Founded in 1987 by 15 operators committed to the joint development of a cross border digital system for mobile communicationsThe GSMA represents the interests of mobile operators worldwide. Spanning more than 220 countries, the GSMA unites nearly 800 of the world’s mobile operators, as well as more than 200 companies in the broader mobile ecosystem.Mandate to drive collective action; Innovating, incubating and creating new opportunities for its membership, to drive the growth of the global mobile communications
Spectrum for Mobile Broadband: Securing the spectrum required to meet the fast-growing demand for Mobile Broadband.Mobile NFC: Enabling a wide range of innovative applications, such as mobile ticketing, mobile payments, entertainment services and couponing using SIM-secured mobile NFC.Embedded Mobile: Providing the connectivity that will revolutionise industry sectors such as healthcare, automotive, utilities and education.Rich Communications: Delivering advanced multimedia communications on any device, across any network.Mobile Identity: Unlocking the potential that electronic and mobile identity can offer the industry and its consumers.Creation of Identity/remote enrolment, Proof of Identity (ID Storage and Retrieval, Mobile Digital Signature)Global Roaming: The global roaming market is characterised by strong price declines across all services and widespread tariff innovation. Operators in all regions are driving retail tariff prices down across all services, with declines of up to 82% since 2007.
The consumer is the centre of all of these new opportunities – & they are not thin single layer services – they are coupled to one anotherHaving all of them on a single NFC enabled mobile enables many services in many vertical industriesLikeIn banking – payments, transfer & banking servicesTickteting, stadium, gig access, Transportation – bus, train, tramLoyalty - coupled with a retail experience and paymentAccess as we have seen before. There are MANY other verticals and opportunities.
For us – that next step of interoperability is critical.In order to interoperate NFC must be global to deliver economies of scale (great if you can use NFC here in China, but NYC, London, Korea, Japan) – so it must interoperate from country to country. One key aspect of this interoperability is global and foundational technical specs as well as security. We see that happening right now in the SIM card. Our view puts the SE, or secure element, on the SIM. In addition, as mentioned previously, SIM-based handsets account for nearly 90% of the mobile world - providing an incredible distribution mechanism for the future of NFC.This allows open access to a variety of ecosystems and adjacent industries including transport, retail, banking, access control, loyalty and vouchering.Finally, the consumers have to be at the heart of the equation with access, ubiquity, interoperability, scale, & security.

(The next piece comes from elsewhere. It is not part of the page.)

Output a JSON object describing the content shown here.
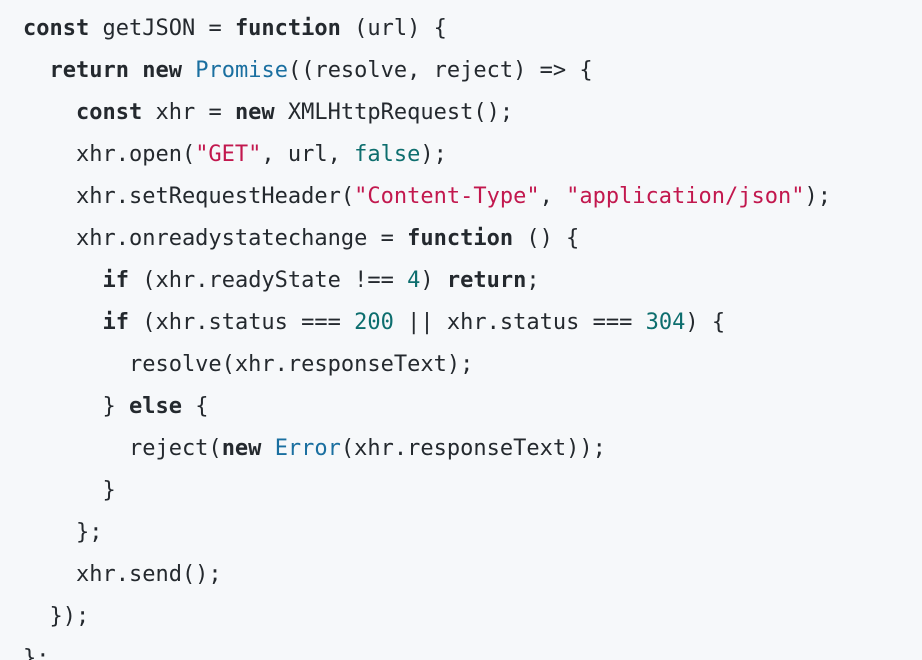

There is clear momentum in the market today, with new NFC service launches, new devices and new partnerships being announced all the time. This is not an exhaustive list by any means, but I would like to highlight some of the key deployments and trials around the world. Here’s one that I’m very familiar with – in France, the Cityzi service has been in service in Nice since May 2010, and the city of Strasbourg will be the second in France to offer a commercial NFC service from October 17th. The service will be rolled out in 8 more cities across France by the middle of 2012. In the United States, ISIS has formed business relationships with Visa, MasterCard, Discover and American Express, which provides merchants and consumers ubiquity and freedom of choice when it comes to payment network acceptance. ISIS is on course to deploy services in 5 cities in 2012.In Asia, we see collaboration among the Japanese and Korean operators to provide cross-border NFC services. KDDI, Softbank and SK Telecom have been testing cross-border NFC services with the aim of launching commercial services by the end of this year. The first services in trial include mobile payments and smart posters. NTT DOCOMO and KT are also developing NFC services that span Japan and Korea, and plan to deploy commercially in 2012. Services will include mobile payments, mass transit ticketing and promotional couponing services. Clearly, there is significant momentum behind NFC around the world.Frost and Sullivan estimates that by 2015, there will be more than 860 million NFC-enabled handsets worldwide, and the payment value of NFC will reach €110 billion globally.
The GSMAThe GSMA represents the interests of mobile operators worldwide.Spanning more than 220 countries, the GSMA unites nearly 800 of theworld’s mobile operators, as well as more than 200 companies in thebroader mobile ecosystem.